At the end of 2021, close to 38.4 million people were living with HIV infection across the world, while more than 650,000 people died of the infection in 2021 alone. The disease is a major global health issue, but a new HIV vaccine could deliver what scientists have been vying to deliver for decades: viable protection to guard against HIV.
The science and other stuff to know
Human immunodeficiency virus, or HIV, is an infection in the body that attacks its immune system. It wreaks havoc on white blood cells known as CD4 cells, the death of which exposes a patient to other potentially lethal illnesses such as tuberculosis and cancer.
Though scientists have been trying to produce a vaccine that bars HIV pathogens from attacking the body, there had been no testing of any vaccine in humans. However, a recent phase 1 clinical trial of a vaccine in humans has produced promising results.
One of the strategies scientists have been working on to produce a vaccine has been by means of inducing broadly neutralizing antibodies (bnAbs) to combat HIV.
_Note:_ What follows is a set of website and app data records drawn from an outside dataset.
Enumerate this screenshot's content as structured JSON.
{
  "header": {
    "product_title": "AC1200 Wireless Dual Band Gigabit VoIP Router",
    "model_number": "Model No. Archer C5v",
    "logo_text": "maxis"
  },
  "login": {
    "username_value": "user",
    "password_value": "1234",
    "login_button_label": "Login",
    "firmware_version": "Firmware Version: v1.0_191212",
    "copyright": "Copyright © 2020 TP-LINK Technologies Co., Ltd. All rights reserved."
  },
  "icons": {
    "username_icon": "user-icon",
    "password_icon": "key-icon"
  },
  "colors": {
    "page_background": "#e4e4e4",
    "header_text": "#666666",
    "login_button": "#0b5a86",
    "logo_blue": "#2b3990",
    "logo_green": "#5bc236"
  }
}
A neutralizing antibody (NAb) is an antibody that is responsible for defending cells from pathogens, which are organisms that cause disease, News-Medical.Net reports. NAbs are made by B-cells in the bone marrow and help produce lifelong immunity to certain infections.
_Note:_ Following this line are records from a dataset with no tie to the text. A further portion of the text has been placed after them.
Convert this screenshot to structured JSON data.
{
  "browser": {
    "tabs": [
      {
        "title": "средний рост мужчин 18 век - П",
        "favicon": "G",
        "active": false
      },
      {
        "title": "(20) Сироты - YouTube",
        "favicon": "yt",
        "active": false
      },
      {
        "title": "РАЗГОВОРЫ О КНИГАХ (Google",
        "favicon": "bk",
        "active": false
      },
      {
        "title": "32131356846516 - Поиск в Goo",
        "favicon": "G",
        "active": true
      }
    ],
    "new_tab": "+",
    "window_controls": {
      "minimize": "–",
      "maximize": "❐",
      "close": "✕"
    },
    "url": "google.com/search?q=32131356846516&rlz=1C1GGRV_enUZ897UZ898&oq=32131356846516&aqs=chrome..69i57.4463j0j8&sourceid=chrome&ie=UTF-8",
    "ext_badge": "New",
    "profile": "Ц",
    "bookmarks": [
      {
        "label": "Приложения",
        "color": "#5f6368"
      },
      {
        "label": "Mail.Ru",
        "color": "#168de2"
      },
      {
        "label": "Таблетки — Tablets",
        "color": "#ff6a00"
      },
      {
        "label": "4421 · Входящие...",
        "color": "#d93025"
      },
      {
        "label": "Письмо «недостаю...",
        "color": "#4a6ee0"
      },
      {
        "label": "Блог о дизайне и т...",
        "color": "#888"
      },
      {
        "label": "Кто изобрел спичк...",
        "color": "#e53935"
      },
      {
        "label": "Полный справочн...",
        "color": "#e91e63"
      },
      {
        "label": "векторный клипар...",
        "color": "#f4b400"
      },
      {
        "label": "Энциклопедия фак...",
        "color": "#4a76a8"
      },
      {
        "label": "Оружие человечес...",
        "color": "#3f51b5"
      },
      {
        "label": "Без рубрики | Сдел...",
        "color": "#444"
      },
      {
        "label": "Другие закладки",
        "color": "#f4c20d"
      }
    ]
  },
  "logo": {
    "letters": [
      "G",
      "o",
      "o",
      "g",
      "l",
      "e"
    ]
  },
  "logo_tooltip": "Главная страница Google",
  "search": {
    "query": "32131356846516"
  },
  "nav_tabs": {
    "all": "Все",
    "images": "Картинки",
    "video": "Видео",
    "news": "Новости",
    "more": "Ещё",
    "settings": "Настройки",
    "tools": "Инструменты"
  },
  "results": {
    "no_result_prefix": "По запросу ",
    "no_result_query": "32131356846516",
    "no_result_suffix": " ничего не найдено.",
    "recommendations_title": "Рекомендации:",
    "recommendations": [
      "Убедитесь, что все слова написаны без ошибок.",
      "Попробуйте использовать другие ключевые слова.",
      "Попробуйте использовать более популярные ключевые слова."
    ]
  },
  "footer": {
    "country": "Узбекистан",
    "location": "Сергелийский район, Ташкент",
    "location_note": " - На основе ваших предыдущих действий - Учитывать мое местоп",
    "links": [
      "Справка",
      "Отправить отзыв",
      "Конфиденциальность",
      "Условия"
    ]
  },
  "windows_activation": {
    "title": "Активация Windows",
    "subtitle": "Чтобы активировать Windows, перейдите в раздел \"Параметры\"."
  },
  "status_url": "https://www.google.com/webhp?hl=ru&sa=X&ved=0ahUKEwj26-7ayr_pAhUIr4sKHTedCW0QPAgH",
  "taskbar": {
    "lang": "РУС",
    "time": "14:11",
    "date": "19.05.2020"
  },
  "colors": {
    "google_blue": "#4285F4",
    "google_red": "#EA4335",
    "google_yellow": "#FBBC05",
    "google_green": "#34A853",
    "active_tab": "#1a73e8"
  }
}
Scientists have known that bnAbs acquire affinity-enhancing mutations when a bnAb-precursor B cell mutates and matures from the original naïve B cell (or “germline”) state. This germline targeting was the prime objective of the recent study that conducted clinical trials of the HIV vaccine in humans.
The findings provided “clinical proof of concept for the germline-targeting vaccine design priming strategy, support development of boosting regimens to generate VRC01-class bnAb responses against HIV, and encourage application of the germline-targeting strategy to other targets in HIV and other pathogens,” the scientists reported.
HIV is a major cause of death and suffering for a large number of people worldwide and leads to AIDS, and together they have claimed close to 50 million lives worldwide. Finally getting close to an HIV vaccine could prevent millions of deaths in the future and help many more millions live healthy and happy lives. HIV is easily transmitted from human to human, and a vaccine could mean far fewer opportunities for the virus to spread.
With phase 1 trials producing encouraging results, more testing and trials are likely to follow before the vaccine gets approval for mass-scale usage. The vaccine produced positive bnAb responses in 97 percent of the recipients, raising hopes that its efficacy against the various subtypes of HIV will stay strong.
Scientists have been working for 40 years to develop a vaccine to contain HIV. The findings indicate it may not be long before their efforts bear fruit.